May 16, 2013
THE human brain is the most complex object in the known universe. It contains 100 billion nerve cells. Considering how complex that is, it goes wrong remarkably rarely.
But go wrong it sometimes does. Which is why, since 1952, the American Psychiatric Association has published its “Diagnostic and Statistical Manual of Mental Disorders”, the DSM. This book, the newest version of which will hit the shops on May 22nd (see article), contains the association’s thinking on what constitutes a disorder of the mind. It is consulted not only by psychiatrists, but also by insurance firms, drug companies and anxious patients and parents—not only in America, but around the world. It has become the industry standard for defining what is and is not a mental illness, and thus who gets treated, and who pays for treatment.

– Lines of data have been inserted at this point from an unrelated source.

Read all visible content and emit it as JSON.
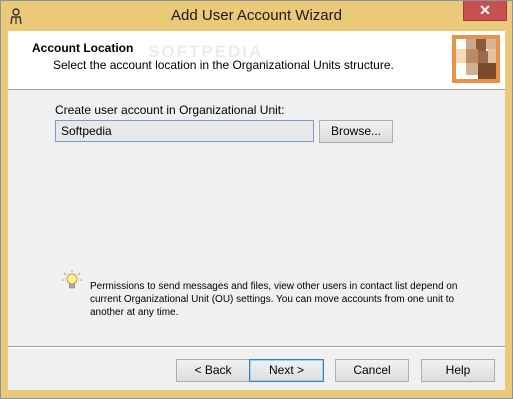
{
  "window": {
    "title": "Add User Account Wizard",
    "close_label": "✕",
    "app_icon": "person-key-icon",
    "titlebar_color": "#eac978",
    "close_color": "#c75050"
  },
  "header": {
    "title": "Account Location",
    "subtitle": "Select the account location in the Organizational Units structure.",
    "watermark": "SOFTPEDIA",
    "icon": "org-unit-blocks-icon"
  },
  "form": {
    "ou_label": "Create user account in Organizational Unit:",
    "ou_value": "Softpedia",
    "browse_label": "Browse..."
  },
  "tip": {
    "icon": "lightbulb-icon",
    "text": "Permissions to send messages and files, view other users in contact list depend on current Organizational Unit (OU) settings. You can move accounts from one unit to another at any time."
  },
  "buttons": {
    "back": "< Back",
    "next": "Next >",
    "cancel": "Cancel",
    "help": "Help"
  }
}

No other major branch of medicine has such a single text, with so much power over people’s lives. And that is worrying. Because in no other branch of medicine is the scientific reality underpinning the pronouncements of doctors so uncertain.
The categorical imperative

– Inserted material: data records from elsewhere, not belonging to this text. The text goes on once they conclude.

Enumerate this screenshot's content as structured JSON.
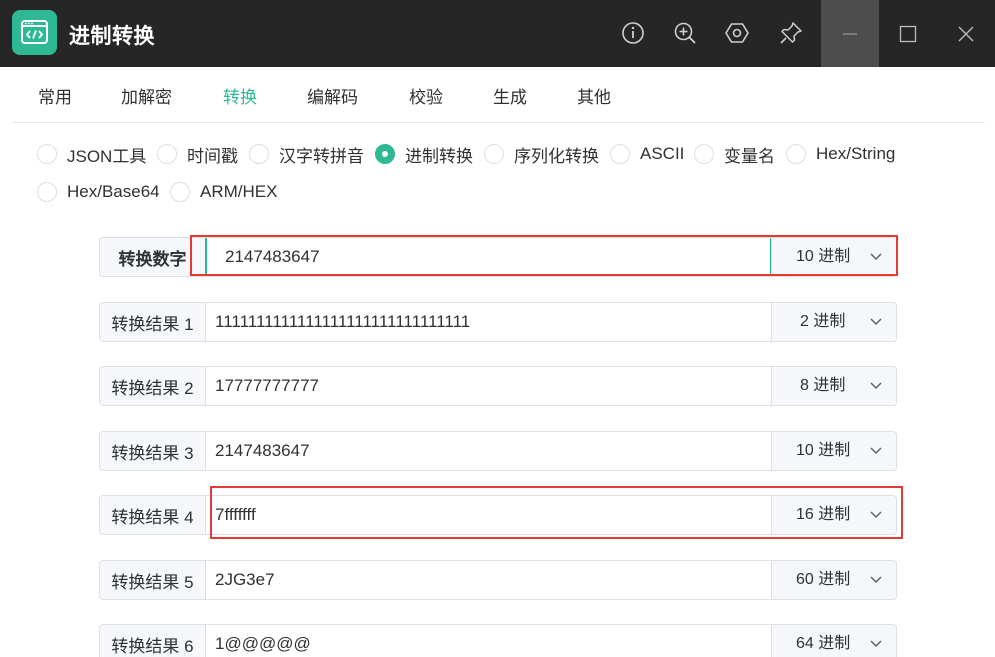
{
  "app": {
    "title": "进制转换",
    "icon": "code-window-icon"
  },
  "titlebar": {
    "buttons": [
      {
        "name": "info-icon"
      },
      {
        "name": "zoom-in-icon"
      },
      {
        "name": "settings-hex-icon"
      },
      {
        "name": "pin-icon"
      }
    ],
    "window_controls": [
      "minimize-icon",
      "maximize-icon",
      "close-icon"
    ]
  },
  "tabs": [
    {
      "label": "常用"
    },
    {
      "label": "加解密"
    },
    {
      "label": "转换",
      "active": true
    },
    {
      "label": "编解码"
    },
    {
      "label": "校验"
    },
    {
      "label": "生成"
    },
    {
      "label": "其他"
    }
  ],
  "tools": [
    {
      "label": "JSON工具"
    },
    {
      "label": "时间戳"
    },
    {
      "label": "汉字转拼音"
    },
    {
      "label": "进制转换",
      "checked": true
    },
    {
      "label": "序列化转换"
    },
    {
      "label": "ASCII"
    },
    {
      "label": "变量名"
    },
    {
      "label": "Hex/String"
    },
    {
      "label": "Hex/Base64"
    },
    {
      "label": "ARM/HEX"
    }
  ],
  "input": {
    "label": "转换数字",
    "value": "2147483647",
    "base": "10 进制"
  },
  "results": [
    {
      "label": "转换结果 1",
      "value": "1111111111111111111111111111111",
      "base": "2 进制"
    },
    {
      "label": "转换结果 2",
      "value": "17777777777",
      "base": "8 进制"
    },
    {
      "label": "转换结果 3",
      "value": "2147483647",
      "base": "10 进制"
    },
    {
      "label": "转换结果 4",
      "value": "7fffffff",
      "base": "16 进制"
    },
    {
      "label": "转换结果 5",
      "value": "2JG3e7",
      "base": "60 进制"
    },
    {
      "label": "转换结果 6",
      "value": "1@@@@@",
      "base": "64 进制"
    }
  ],
  "colors": {
    "accent": "#2fb894",
    "titlebar": "#262626",
    "highlight": "#e53935"
  }
}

This uncertainty flows from a profound ignorance about how brains actually work. Neuroscientists understand how nerve cells work. They also know which bits of the brain deal with vision, locomotion, language, memory and suchlike. But between these two anatomical levels all is darkness. Psychiatrists have thus had to use behaviour patterns as proxies for underlying problems. And what constitutes a pattern is too often a matter of opinion rather than a statistically rigorous fact.

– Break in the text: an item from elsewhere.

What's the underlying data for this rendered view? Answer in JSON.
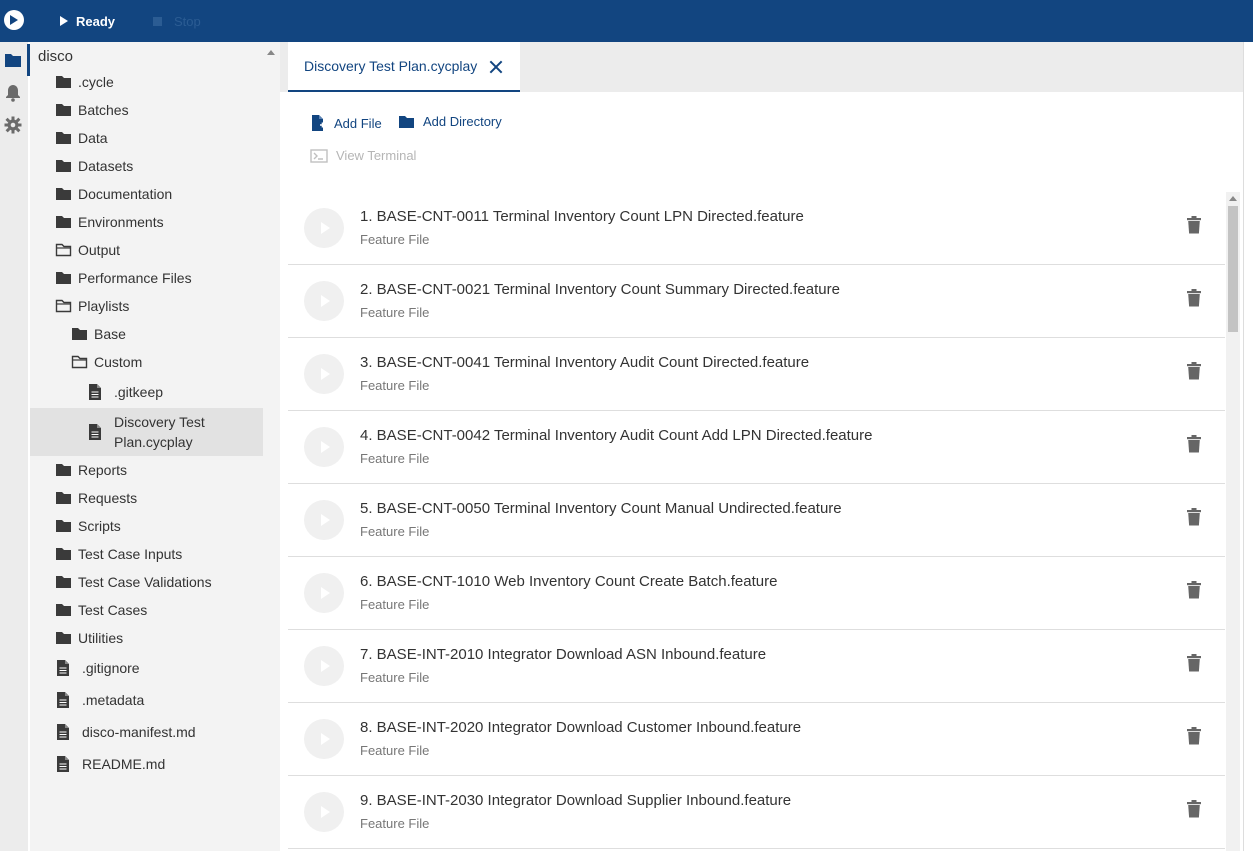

It is this desire to find and classify patterns which gives the DSM its power. By naming things it gives shape to the fledgling science. That is not a bad thing in principle. But in practice it has gone too far. The main criticisms are that it medicalises normal behaviour and that the strict categories of mental illness it creates are increasingly at odds with what research suggests is actually going on in the brain.